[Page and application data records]
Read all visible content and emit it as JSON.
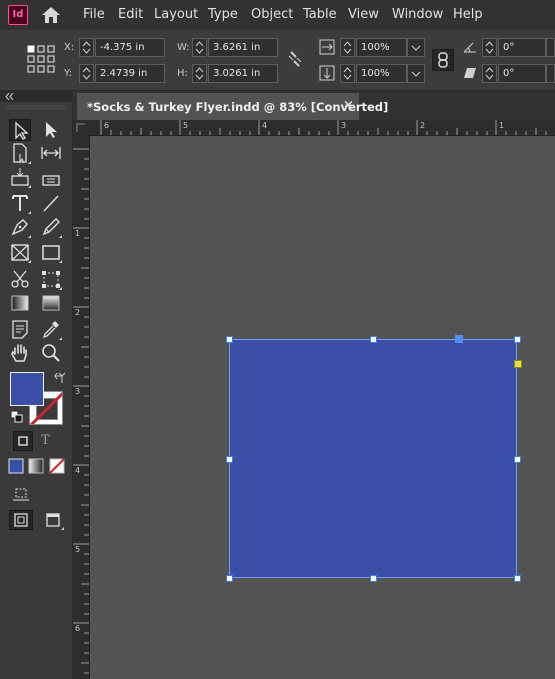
{
  "app": {
    "logo_text": "Id"
  },
  "menu": [
    "File",
    "Edit",
    "Layout",
    "Type",
    "Object",
    "Table",
    "View",
    "Window",
    "Help"
  ],
  "control": {
    "x_label": "X:",
    "x_value": "-4.375 in",
    "y_label": "Y:",
    "y_value": "2.4739 in",
    "w_label": "W:",
    "w_value": "3.6261 in",
    "h_label": "H:",
    "h_value": "3.0261 in",
    "scale_x": "100%",
    "scale_y": "100%",
    "rotate": "0°",
    "shear": "0°"
  },
  "document": {
    "tab_title": "*Socks & Turkey Flyer.indd @ 83% [Converted]",
    "close_glyph": "×"
  },
  "ruler": {
    "horizontal": [
      "6",
      "5",
      "4",
      "3",
      "2",
      "1"
    ],
    "vertical": [
      "1",
      "2",
      "3",
      "4",
      "5",
      "6"
    ]
  },
  "colors": {
    "fill": "#3a4fa5",
    "accent": "#4f8ff7",
    "stroke_none": "#c8262c"
  },
  "tools": {
    "text_mode_glyph": "T"
  }
}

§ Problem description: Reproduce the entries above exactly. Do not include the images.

§ Expected answer:
Read all visible content and emit it as JSON.
{
  "app": {
    "logo_text": "Id"
  },
  "menu": [
    "File",
    "Edit",
    "Layout",
    "Type",
    "Object",
    "Table",
    "View",
    "Window",
    "Help"
  ],
  "control": {
    "x_label": "X:",
    "x_value": "-4.375 in",
    "y_label": "Y:",
    "y_value": "2.4739 in",
    "w_label": "W:",
    "w_value": "3.6261 in",
    "h_label": "H:",
    "h_value": "3.0261 in",
    "scale_x": "100%",
    "scale_y": "100%",
    "rotate": "0°",
    "shear": "0°"
  },
  "document": {
    "tab_title": "*Socks & Turkey Flyer.indd @ 83% [Converted]",
    "close_glyph": "×"
  },
  "ruler": {
    "horizontal": [
      "6",
      "5",
      "4",
      "3",
      "2",
      "1"
    ],
    "vertical": [
      "1",
      "2",
      "3",
      "4",
      "5",
      "6"
    ]
  },
  "colors": {
    "fill": "#3a4fa5",
    "accent": "#4f8ff7",
    "stroke_none": "#c8262c"
  },
  "tools": {
    "text_mode_glyph": "T"
  }
}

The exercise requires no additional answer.